Just reviewing Buffer Tube lengths and Buffer Weights. Good information on this site. You offer competitive pricing on your kits as well. Glad I found this site.
My 12.5” barrel arm was dumping spent cases around 3:00, I changed the BCG to a Sharpes Rifle xtreme with the DLC FINISH and Iam throwing spent cases at 12:00!
I installed a Red Sprinco and an H2 buffer and now Iam at 1:30-2:00. no FAILURES OF ANY KIND, but Iam not at 3:00 any longer
You’re overgassed. Needs a h3.
I found that the 350 legend with 180 grain bullet cycled much better with the A2 mill spec buffer and stock. Mostly because of the 5.4 oz. buffer.
I have an AR9 build that fails to lock the slide open with an empty mag. I am wondering if the KAK configurable buffer kit would be a good start in my attempt to cure this problem. Maybe that kit along with a stiffer spring? Any help appreciated.
The AR build chamber in 9mm is not cycling correctly. Not sure if I have the right buffer and spring.

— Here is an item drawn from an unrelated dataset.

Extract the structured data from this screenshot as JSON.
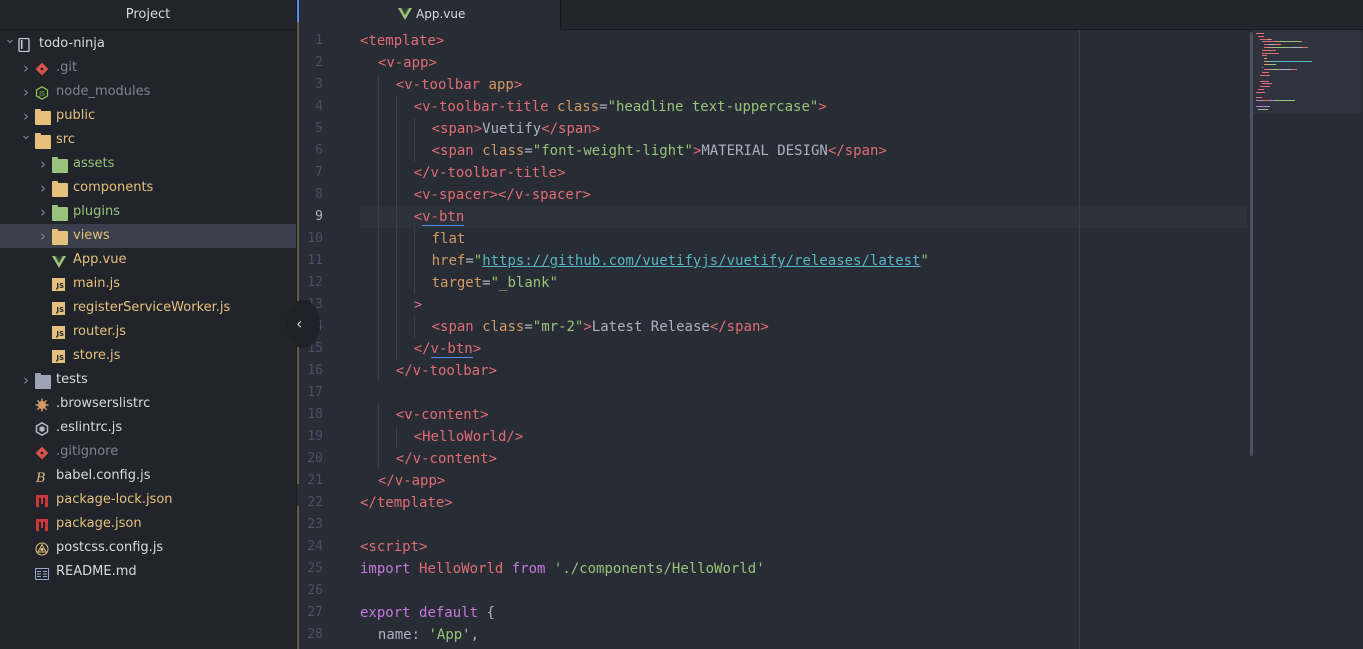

Building a 350 Legend and trying to do homework on the proper spring and buffer tube weights for both a carbine and rifle. 18” stainless barrel. There must be a table with these values for each caliber and configuration? Why can’t I find it? No need for purchasing the wrong parts! Any help would be appreciated.